Some versions may not retain recognizable imagery. It is up to you to decide what to save, and if you like the composition of an abstract versions of your experiments. Ultimately I use the textures or images printed out from these combinations, in collage.
What I love about this approach is that I am not creating an artificial texture by using a filter. I know the painted textures are original because I painted them myself! And the choices are all mine. The computer is my studio, and my set of tools. It maximizes my creativity because it offers unlimited choices!
Writing and Images are the Copyright © of Ruth Zachary.
Tuesday, April 13, 2010
Combining Geometric with Organic Motifs in Abstract Composition
The above composition is an example of the dynamic effect achieved by combining both organic motifs and geometric elements in the same picture plane.
The pale marbleized textures are contrasted to the sharp straight lines of the geometric shapes. The repeated narrow black shapes remind me of piano keys.
The general effect of the geometric shapes is one of looking straight down at a design with the same depth of field, which creates a two-dimensional composition.
The curved lines and shapes, if predominant could create an impression of depth, or three-dimensional space.
In the future I will include examples of organic-geometric combinations, which produce different effects, and attempt to explain how they exemplify particular elements of design and principles of Composition.
Images and Writing are the Copyright of Ruth Zachary ©
Tuesday, April 6, 2010
Composition, whether it contains recognizable imagery or is limited to purely non-objective content, is much the same process.
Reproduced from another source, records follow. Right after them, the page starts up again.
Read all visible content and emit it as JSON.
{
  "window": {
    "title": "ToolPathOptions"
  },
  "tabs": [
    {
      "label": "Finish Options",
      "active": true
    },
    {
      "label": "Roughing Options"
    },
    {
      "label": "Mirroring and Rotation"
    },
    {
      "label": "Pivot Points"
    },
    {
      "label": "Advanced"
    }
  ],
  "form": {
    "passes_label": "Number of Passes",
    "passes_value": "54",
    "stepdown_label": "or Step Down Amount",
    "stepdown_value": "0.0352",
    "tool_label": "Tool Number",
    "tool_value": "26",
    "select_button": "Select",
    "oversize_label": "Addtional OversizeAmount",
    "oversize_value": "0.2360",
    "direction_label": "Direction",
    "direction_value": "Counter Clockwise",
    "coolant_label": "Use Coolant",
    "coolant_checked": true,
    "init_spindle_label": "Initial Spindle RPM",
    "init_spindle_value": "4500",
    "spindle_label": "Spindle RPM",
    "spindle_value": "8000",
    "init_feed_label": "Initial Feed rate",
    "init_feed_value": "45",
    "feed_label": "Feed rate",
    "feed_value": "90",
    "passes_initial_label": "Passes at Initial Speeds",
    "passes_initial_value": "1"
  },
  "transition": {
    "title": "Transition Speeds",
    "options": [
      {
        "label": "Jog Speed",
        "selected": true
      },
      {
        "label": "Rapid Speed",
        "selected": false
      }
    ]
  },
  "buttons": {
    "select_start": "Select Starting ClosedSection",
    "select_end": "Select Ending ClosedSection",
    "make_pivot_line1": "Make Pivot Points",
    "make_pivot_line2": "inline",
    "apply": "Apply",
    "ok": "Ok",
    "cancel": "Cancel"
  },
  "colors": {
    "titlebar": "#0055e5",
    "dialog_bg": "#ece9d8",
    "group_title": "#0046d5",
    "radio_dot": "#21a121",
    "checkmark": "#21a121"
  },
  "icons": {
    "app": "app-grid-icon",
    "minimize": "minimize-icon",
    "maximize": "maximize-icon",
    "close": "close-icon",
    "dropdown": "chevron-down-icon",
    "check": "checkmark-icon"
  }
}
Shapes or forms of varied hues and values, lines, movement, balance, are arranged to create interest, and hopefully to keep the viewers interest for a period of time. Collage is a medium which allows moving shapes, lines and colors around within the picture plane before adhering the papers to a background.
The three images above show the steps this composition went through before the final version was chosen, and also that after choosing the final arrangement, many changes may continue to be made, using acrylic paint. (Not all the images were allowed on this post, but the numbers will identify the order of creation)
In the first is shown the original computer concept. In the second, is the rearranged version, also on the computer. Paper textures scanned into the computer were used to come up with the layout, and printed out with colorfast inks on archival papers. The computer study was printed out as well, as a 4x6” image to work from. Working small initially helps me to overcome the difficulty I often have with larger scale proportions. The floral images were included at the end to convey the idea of a garden concert. The final image was size 18x24.”
Acrylic medium was used to adhere the papers to the canvas, and the finished image, which included tonal washes of acrylic paint to strengthen the composition, and the black border, was sealed with acrylic varnish. The final image was a photograph of the piece. I am having difficulties with my ten- year old camera, and put it on auto focus, which still comes out a little blurry.
The piece expresses a sad theme, using letters written home from soldiers in Iraq, which is why I called it Concert in Blue Flat Minor.
This piece was shown about one year ago in Greeley’s Madison and Main Gallery for the annual Garden Show.
Please note: I have a new blog site, which features Abstract Art Exclusively. Go to Google and ask for Mixed Media Abstract Art by Ruth Zachary.
This site is about the techniques of creating art, especially in photo montage, and in mixed media collage and includes the various kinds of art I have made in the past, or am creating in the present, and includes both abstract art and realistic art.
Images and Writing are the Copyright © of Ruth Zachary.